August means the greenery of summer is beginning to wane. A great way to get out and explore these last moments of summer is to search for edible plants. For edible plant enthusiasts, August means harvest time! Many delicious and nutritious species become “ripe” for the picking – so to speak – during the month of August. While not necessarily found in our grocery stores, wild plants have been a source of food, medicine, and recreation for humans over the course of millennia. There are several great resources here at the library to help you explore safe and delicious foraging options in the area:
Edible Wild Plants of the Prairie: An Ethnobotanical Guide by Kelly Kindscher
Edible Wild Plants: Wild Foods from Dirt to Plate by John Kallas
Edible Wild Plants: A North American Field Guide to over 200 Natural Foods by Thomas Elias
When foraging for edible plants, location is key! Be careful to avoid places with lots of pollution or run-off, like along highways or on pesticide-treated lawns. Additionally, many edible plants can look eerily similar to inedible or poisonous plants. If you are unsure as to whether the plant you have found is the edible plant you are searching for, do not consume it. Find a helpful field guide or friendly botanist that can assist you in identification. Lastly, do not take more than what you need from any one area. A good rule of thumb is to only harvest a plant if you can visibly see 20 or more individuals of the same species in a given area.
If what you read makes you excited to give edible plants a shot, check out these plant species whose fruits, seeds, leaves, petals, or roots are edible in the month of August:
- Yellow wood-sorrel, Oxalis stricta
A favorite snack while gardening, you can find yellow wood-sorrel in gardens, fields, and forest edges all over Kansas City and across the Midwest. The leaf is made up of at least three heart-shaped leaflets. It normally produces a 5-petaled yellow flower, sometime between spring and fall. The plant’s leaf has a sharp lemony taste due to the oxalic acid present in the plant (also found in spinach and rhubarb). One common use of yellow wood-sorrel is as an addition to a salad or steeped for tea. You may even try creating a delicious tart with this recipe. Be careful not to consume in excess since it contains lots of oxalates.
- Smooth Sumac, Rhus glabra
Smooth sumac is characteristic in the fall for its bright red fall leaves. It is also pretty famous for colonizing just about any soil or habitat you can think of. It has an extensive range in the contiguous 48 states, and you are bound to find it around town or in your neighborhood. It belongs to the same family as cashews and mangoes, so if you are known to have an allergy to either plant, then sumac is NOT the edible plant for you. In the fall, the fruits of Smooth sumac are a vibrant red and can be prepared to make lemonade (check out this recipe). Please note that the close cousin of smooth sumac, poison sumac, has white berries and is not native to the Kansas City area.
- Wild Rose, Rosa arkansana

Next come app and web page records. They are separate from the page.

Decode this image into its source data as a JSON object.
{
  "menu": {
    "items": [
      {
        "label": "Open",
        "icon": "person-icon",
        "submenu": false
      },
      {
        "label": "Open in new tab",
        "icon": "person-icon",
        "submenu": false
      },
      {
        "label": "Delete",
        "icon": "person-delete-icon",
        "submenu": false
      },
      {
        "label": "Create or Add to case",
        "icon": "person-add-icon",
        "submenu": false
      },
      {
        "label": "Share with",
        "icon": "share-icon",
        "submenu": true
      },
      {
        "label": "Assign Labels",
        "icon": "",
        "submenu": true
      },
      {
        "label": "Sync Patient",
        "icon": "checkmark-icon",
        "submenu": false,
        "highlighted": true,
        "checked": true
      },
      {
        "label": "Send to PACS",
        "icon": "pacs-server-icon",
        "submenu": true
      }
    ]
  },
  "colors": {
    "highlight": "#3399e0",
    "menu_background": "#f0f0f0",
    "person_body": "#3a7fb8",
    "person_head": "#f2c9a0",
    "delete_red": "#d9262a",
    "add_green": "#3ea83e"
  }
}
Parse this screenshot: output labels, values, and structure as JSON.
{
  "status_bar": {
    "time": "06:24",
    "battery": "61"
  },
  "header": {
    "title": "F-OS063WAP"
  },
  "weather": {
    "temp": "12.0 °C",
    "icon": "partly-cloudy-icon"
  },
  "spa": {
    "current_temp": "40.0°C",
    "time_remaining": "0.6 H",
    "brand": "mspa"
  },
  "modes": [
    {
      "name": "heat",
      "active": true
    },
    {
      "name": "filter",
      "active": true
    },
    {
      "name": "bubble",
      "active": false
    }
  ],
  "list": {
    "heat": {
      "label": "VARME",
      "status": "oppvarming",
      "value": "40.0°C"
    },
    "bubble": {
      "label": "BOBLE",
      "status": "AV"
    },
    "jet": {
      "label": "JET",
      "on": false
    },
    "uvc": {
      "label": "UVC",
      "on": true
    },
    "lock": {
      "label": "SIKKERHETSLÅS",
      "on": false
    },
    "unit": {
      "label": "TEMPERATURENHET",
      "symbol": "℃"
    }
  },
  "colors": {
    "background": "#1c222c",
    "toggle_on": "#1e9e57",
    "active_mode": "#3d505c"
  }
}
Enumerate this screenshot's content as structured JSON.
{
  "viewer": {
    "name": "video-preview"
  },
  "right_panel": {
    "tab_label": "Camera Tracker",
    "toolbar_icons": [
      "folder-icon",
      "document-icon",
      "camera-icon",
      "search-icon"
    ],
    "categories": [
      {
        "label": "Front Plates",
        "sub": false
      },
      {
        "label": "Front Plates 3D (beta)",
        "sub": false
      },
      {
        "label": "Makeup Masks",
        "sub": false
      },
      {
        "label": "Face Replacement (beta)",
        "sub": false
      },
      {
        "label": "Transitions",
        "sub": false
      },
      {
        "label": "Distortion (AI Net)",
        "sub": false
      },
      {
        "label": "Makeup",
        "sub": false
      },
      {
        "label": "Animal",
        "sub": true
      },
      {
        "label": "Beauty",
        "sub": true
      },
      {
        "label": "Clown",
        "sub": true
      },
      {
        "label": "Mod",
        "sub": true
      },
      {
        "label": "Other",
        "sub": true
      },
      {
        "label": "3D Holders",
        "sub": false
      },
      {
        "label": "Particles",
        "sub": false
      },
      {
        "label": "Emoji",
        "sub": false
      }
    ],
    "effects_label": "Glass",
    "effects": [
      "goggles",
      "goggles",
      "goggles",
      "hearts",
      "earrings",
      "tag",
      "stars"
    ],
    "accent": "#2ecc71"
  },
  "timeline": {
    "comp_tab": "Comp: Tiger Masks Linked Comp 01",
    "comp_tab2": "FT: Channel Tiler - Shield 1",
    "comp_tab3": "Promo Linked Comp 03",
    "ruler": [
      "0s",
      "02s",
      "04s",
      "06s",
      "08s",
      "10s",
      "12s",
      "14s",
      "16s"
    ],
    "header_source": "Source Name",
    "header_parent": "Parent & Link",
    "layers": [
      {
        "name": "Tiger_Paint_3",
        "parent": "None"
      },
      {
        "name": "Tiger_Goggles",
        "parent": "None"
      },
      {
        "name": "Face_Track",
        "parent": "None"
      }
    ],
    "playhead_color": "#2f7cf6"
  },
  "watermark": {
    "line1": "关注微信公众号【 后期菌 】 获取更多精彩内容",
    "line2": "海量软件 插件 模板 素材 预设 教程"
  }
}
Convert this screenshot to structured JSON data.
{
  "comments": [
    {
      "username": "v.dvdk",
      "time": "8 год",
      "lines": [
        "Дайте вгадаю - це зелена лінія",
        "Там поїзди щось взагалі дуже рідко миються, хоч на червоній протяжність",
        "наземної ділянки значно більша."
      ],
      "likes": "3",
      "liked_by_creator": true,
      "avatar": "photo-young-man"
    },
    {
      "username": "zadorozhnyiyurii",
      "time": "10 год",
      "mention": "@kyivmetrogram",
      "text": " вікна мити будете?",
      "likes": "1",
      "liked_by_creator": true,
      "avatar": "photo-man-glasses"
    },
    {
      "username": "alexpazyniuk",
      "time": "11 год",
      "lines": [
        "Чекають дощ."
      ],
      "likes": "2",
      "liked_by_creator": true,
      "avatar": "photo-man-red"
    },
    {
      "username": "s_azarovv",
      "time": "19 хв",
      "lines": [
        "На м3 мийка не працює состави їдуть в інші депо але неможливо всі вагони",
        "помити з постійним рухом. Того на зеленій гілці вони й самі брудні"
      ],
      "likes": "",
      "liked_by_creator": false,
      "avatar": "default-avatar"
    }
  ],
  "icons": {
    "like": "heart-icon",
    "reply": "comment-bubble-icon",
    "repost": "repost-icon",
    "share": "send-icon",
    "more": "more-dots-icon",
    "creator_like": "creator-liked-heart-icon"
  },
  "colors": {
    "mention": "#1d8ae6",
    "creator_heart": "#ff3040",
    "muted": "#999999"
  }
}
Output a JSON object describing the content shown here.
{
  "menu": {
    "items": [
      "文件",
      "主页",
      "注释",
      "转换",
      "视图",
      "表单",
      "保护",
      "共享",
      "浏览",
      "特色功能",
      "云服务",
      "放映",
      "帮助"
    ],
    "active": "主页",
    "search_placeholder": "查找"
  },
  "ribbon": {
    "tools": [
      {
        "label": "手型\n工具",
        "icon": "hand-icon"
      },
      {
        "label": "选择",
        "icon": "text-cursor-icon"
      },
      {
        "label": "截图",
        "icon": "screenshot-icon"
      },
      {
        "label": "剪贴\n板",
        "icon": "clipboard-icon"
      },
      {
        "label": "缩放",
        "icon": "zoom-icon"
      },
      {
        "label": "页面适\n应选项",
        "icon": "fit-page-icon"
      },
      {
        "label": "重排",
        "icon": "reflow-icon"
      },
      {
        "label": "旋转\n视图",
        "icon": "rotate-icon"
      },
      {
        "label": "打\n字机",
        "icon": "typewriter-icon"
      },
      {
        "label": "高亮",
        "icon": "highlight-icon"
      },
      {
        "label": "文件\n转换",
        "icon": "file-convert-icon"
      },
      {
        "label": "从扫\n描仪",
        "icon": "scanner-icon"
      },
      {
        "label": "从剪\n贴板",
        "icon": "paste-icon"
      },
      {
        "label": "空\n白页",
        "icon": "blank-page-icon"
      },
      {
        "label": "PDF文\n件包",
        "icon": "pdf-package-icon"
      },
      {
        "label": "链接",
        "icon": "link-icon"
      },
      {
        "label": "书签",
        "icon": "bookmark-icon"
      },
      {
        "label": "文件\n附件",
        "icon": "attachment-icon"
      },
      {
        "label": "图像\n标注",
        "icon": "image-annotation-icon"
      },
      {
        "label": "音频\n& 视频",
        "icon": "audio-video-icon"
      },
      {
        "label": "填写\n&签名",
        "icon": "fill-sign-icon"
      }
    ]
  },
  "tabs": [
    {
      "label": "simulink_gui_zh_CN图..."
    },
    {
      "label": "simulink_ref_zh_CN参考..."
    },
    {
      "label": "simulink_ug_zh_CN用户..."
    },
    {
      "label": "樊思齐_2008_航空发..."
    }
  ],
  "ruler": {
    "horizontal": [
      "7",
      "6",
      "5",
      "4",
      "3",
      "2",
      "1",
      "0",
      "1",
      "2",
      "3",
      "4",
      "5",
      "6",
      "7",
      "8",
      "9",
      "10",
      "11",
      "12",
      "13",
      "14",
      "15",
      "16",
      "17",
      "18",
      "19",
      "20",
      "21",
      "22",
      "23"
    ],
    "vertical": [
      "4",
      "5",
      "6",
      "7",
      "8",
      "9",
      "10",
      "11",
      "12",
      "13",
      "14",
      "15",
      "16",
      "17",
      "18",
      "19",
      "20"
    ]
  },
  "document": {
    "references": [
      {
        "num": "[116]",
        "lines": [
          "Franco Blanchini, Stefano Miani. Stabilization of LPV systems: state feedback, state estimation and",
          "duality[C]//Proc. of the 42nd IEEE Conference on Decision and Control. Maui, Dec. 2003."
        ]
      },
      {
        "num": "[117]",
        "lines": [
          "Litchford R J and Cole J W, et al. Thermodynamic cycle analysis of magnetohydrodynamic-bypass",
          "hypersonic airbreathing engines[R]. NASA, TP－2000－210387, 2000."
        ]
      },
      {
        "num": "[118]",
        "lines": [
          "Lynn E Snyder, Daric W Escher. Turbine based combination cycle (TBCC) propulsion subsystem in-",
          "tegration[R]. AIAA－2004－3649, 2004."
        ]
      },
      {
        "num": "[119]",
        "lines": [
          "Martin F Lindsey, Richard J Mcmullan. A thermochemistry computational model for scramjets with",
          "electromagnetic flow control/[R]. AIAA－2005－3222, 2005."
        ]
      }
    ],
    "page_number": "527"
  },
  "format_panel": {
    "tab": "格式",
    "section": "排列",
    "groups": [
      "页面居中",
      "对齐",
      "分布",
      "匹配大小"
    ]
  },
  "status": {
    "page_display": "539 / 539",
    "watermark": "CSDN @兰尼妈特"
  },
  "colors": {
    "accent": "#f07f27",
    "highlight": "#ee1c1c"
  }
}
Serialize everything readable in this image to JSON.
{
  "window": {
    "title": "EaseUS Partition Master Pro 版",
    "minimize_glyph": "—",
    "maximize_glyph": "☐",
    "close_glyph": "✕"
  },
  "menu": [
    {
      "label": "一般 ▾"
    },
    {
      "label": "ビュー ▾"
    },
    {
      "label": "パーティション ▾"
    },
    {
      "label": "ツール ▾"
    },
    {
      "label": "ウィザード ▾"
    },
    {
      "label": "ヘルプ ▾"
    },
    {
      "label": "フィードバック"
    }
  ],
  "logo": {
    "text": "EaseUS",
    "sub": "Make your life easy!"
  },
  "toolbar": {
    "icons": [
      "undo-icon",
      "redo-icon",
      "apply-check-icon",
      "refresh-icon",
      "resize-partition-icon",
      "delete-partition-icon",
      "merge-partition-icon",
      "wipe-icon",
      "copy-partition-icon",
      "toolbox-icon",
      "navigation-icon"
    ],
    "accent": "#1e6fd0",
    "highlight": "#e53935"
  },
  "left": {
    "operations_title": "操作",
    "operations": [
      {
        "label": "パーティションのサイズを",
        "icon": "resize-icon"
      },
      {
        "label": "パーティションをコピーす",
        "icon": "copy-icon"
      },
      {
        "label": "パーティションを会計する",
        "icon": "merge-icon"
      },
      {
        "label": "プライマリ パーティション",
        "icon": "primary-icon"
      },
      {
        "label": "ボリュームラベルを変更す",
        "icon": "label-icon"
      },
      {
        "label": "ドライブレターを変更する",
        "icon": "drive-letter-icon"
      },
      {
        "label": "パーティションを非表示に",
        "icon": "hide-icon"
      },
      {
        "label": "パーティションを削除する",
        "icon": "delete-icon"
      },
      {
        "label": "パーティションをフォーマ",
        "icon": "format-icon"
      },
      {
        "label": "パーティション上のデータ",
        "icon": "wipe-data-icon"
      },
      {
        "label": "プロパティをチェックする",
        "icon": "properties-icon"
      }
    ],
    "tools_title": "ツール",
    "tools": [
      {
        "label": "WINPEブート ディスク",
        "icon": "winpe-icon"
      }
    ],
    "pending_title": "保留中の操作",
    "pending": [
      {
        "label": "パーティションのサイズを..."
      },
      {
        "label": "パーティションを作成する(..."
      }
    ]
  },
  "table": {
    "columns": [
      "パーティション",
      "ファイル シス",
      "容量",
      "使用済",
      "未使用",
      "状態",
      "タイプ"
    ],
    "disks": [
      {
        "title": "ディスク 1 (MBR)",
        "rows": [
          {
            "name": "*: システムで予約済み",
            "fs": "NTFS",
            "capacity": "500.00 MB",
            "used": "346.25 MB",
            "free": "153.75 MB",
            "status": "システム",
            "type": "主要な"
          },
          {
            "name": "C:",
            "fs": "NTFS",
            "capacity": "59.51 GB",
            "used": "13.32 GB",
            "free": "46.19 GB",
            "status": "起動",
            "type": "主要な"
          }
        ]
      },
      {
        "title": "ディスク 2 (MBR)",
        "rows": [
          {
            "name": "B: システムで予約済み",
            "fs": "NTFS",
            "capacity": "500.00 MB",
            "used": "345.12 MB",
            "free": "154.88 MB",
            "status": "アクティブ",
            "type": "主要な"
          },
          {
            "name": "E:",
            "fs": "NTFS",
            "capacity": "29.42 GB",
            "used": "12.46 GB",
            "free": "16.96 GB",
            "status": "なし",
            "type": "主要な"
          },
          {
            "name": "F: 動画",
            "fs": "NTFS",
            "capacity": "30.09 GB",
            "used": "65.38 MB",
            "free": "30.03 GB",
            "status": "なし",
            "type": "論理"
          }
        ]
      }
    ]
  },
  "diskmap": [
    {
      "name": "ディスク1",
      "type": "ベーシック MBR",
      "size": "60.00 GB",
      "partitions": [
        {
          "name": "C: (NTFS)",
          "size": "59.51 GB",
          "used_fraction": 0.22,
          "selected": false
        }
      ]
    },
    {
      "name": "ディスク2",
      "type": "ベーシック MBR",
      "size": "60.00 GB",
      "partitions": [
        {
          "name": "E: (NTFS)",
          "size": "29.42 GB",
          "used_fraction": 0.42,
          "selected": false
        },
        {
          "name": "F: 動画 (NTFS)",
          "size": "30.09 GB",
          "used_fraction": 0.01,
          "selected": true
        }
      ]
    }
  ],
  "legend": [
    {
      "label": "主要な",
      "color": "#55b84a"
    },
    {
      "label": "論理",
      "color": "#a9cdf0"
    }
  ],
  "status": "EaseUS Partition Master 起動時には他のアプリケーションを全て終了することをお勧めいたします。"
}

One of the most dashing specimens in the prairie, wild rose is a delicious addition to many teas, jams, and salads. The fruits of wild rose are known as rose hips and are a false berry. Rosehips can be boiled to make a nutritious rosehip tea, which is high in Vitamin C. Check out this recipe. The usefulness of this plant doesn’t end with the fruits, as the petals can be boiled to produce a sweet syrup or added to salads raw.
- Curly Dock, Rumex crispus
Pretty notoriously found along roadsides and disturbed soils, curly dock is an inconspicuous yet nutritious plant for edible foraging—the only non-native (or naturalized) plant on this list. The leaves of curly dock are long and narrow with curly or wavy edges and are best consumed in the early spring when leaves are crisp and fresh. However, the fruits turn brown in the early fall and can be made into a flour suitable for crackers. Check out this recipe.